* _Assigned task_:
Images are to be dropped, and the rest of the data reproduced exactly.

BEGIN Task material

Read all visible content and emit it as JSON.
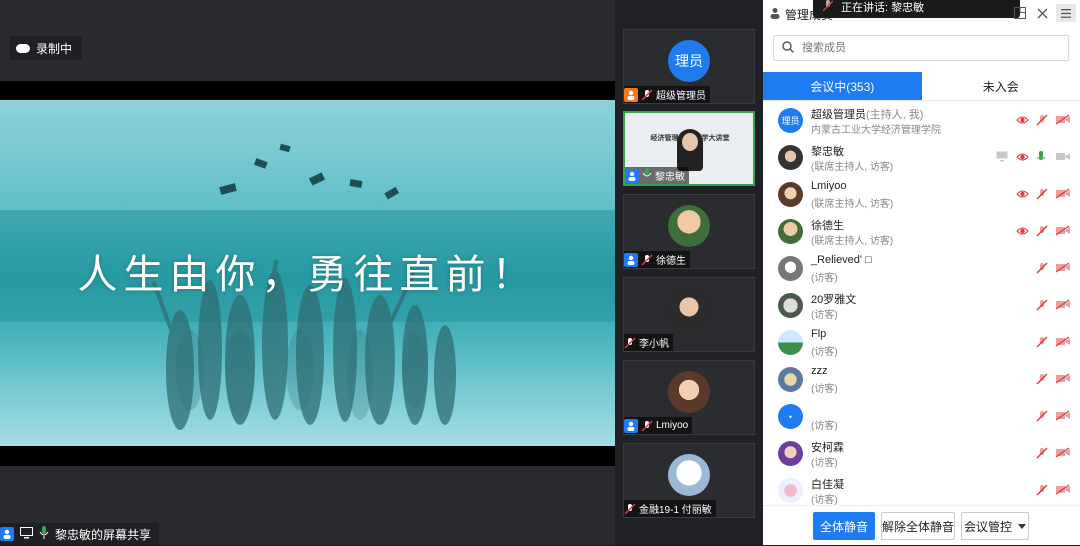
{
  "share": {
    "recording_label": "录制中",
    "slide_text": "人生由你，勇往直前！",
    "footer_label": "黎忠敏的屏幕共享"
  },
  "speaking": {
    "label": "正在讲话: 黎忠敏"
  },
  "videos": [
    {
      "name": "超级管理员",
      "avatar_text": "理员"
    },
    {
      "name": "黎忠敏",
      "slide_title": "经济管理学院 博学大讲堂"
    },
    {
      "name": "徐德生"
    },
    {
      "name": "李小帆"
    },
    {
      "name": "Lmiyoo"
    },
    {
      "name": "金融19-1 付丽敏"
    }
  ],
  "panel": {
    "title": "管理成员",
    "search_placeholder": "搜索成员",
    "tab_in_meeting": "会议中(353)",
    "tab_not_joined": "未入会",
    "members": [
      {
        "name": "超级管理员",
        "role": "(主持人, 我)",
        "sub": "内蒙古工业大学经济管理学院",
        "avatar_text": "理员"
      },
      {
        "name": "黎忠敏",
        "role": "",
        "sub": "(联席主持人, 访客)"
      },
      {
        "name": "Lmiyoo",
        "role": "",
        "sub": "(联席主持人, 访客)"
      },
      {
        "name": "徐德生",
        "role": "",
        "sub": "(联席主持人, 访客)"
      },
      {
        "name": "_Relieved' □",
        "role": "",
        "sub": "(访客)"
      },
      {
        "name": "20罗雅文",
        "role": "",
        "sub": "(访客)"
      },
      {
        "name": "Flp",
        "role": "",
        "sub": "(访客)"
      },
      {
        "name": "zzz",
        "role": "",
        "sub": "(访客)"
      },
      {
        "name": "",
        "role": "",
        "sub": "(访客)"
      },
      {
        "name": "安柯霖",
        "role": "",
        "sub": "(访客)"
      },
      {
        "name": "白佳凝",
        "role": "",
        "sub": "(访客)"
      }
    ],
    "btn_mute_all": "全体静音",
    "btn_unmute_all": "解除全体静音",
    "btn_meeting_control": "会议管控"
  },
  "colors": {
    "accent": "#1f7cf0",
    "teal_slide": "#2aa0a8",
    "red_muted": "#e0393e",
    "green_active": "#3aa34a"
  }
}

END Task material

* _Expected answer_:
Read all visible content and emit it as JSON.
{
  "share": {
    "recording_label": "录制中",
    "slide_text": "人生由你，勇往直前！",
    "footer_label": "黎忠敏的屏幕共享"
  },
  "speaking": {
    "label": "正在讲话: 黎忠敏"
  },
  "videos": [
    {
      "name": "超级管理员",
      "avatar_text": "理员"
    },
    {
      "name": "黎忠敏",
      "slide_title": "经济管理学院 博学大讲堂"
    },
    {
      "name": "徐德生"
    },
    {
      "name": "李小帆"
    },
    {
      "name": "Lmiyoo"
    },
    {
      "name": "金融19-1 付丽敏"
    }
  ],
  "panel": {
    "title": "管理成员",
    "search_placeholder": "搜索成员",
    "tab_in_meeting": "会议中(353)",
    "tab_not_joined": "未入会",
    "members": [
      {
        "name": "超级管理员",
        "role": "(主持人, 我)",
        "sub": "内蒙古工业大学经济管理学院",
        "avatar_text": "理员"
      },
      {
        "name": "黎忠敏",
        "role": "",
        "sub": "(联席主持人, 访客)"
      },
      {
        "name": "Lmiyoo",
        "role": "",
        "sub": "(联席主持人, 访客)"
      },
      {
        "name": "徐德生",
        "role": "",
        "sub": "(联席主持人, 访客)"
      },
      {
        "name": "_Relieved' □",
        "role": "",
        "sub": "(访客)"
      },
      {
        "name": "20罗雅文",
        "role": "",
        "sub": "(访客)"
      },
      {
        "name": "Flp",
        "role": "",
        "sub": "(访客)"
      },
      {
        "name": "zzz",
        "role": "",
        "sub": "(访客)"
      },
      {
        "name": "",
        "role": "",
        "sub": "(访客)"
      },
      {
        "name": "安柯霖",
        "role": "",
        "sub": "(访客)"
      },
      {
        "name": "白佳凝",
        "role": "",
        "sub": "(访客)"
      }
    ],
    "btn_mute_all": "全体静音",
    "btn_unmute_all": "解除全体静音",
    "btn_meeting_control": "会议管控"
  },
  "colors": {
    "accent": "#1f7cf0",
    "teal_slide": "#2aa0a8",
    "red_muted": "#e0393e",
    "green_active": "#3aa34a"
  }
}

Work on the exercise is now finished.